Changes are sent in impulses to the control centres. Changes in the rate of breathing can be affected by oxygen concentrations in the blood through chemoreceptors in the walls of the carotid and aortic arch, the same places involved in the rate of your heart rate. Blood pressure can affect both the rate of breathing and heart rate through baroreceptors in the aortic arch and carotid bodies. In heart rate the increase of blood pressure at the carotid sinuses slows down heart rate, increased blood pressure in the vena cava speeds up heart rate, and increased blood pressure in the aorta slows down heart rate. In the rate of breathing, a sudden increase in blood pressure may decrease the ventilation rate and, conversely, a decrease may increase it.
Both systems involve reflexes by stretch receptors which control the rate of breathing and heart rate. Both the control of heart rate and control of ventilation work antagonistically.
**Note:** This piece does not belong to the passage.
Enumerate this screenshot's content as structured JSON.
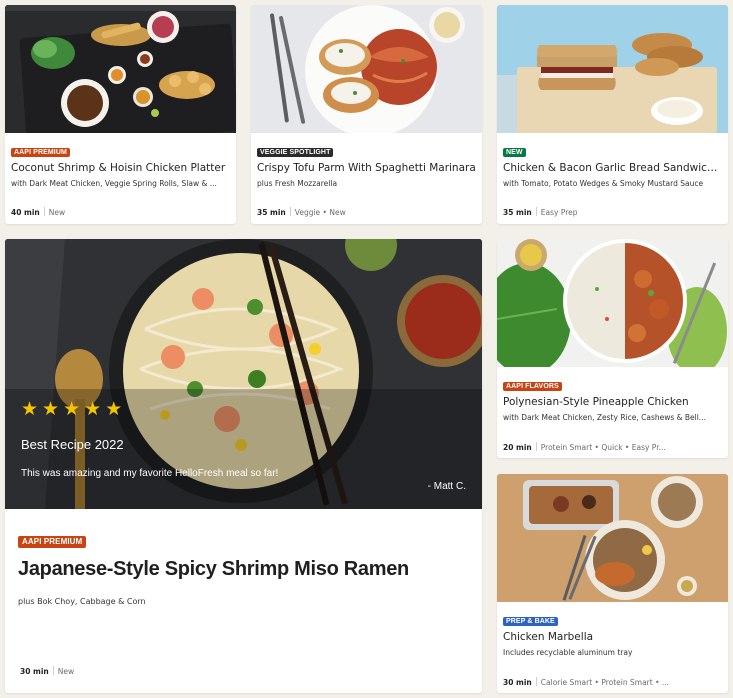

Stimulation of the heart by the sympathetic system increases the heart rate, but stimulation by the parasympathetic system decreases the rate. The two centres located in the pons involved in the control of ventilation also work antagonistically; the apneustic area capable of activating the inspiratory centre and prolonging its action, and the pneumotaxic area, acting on the inspiratory centre to turn it off when the lungs become overstretched or full of air.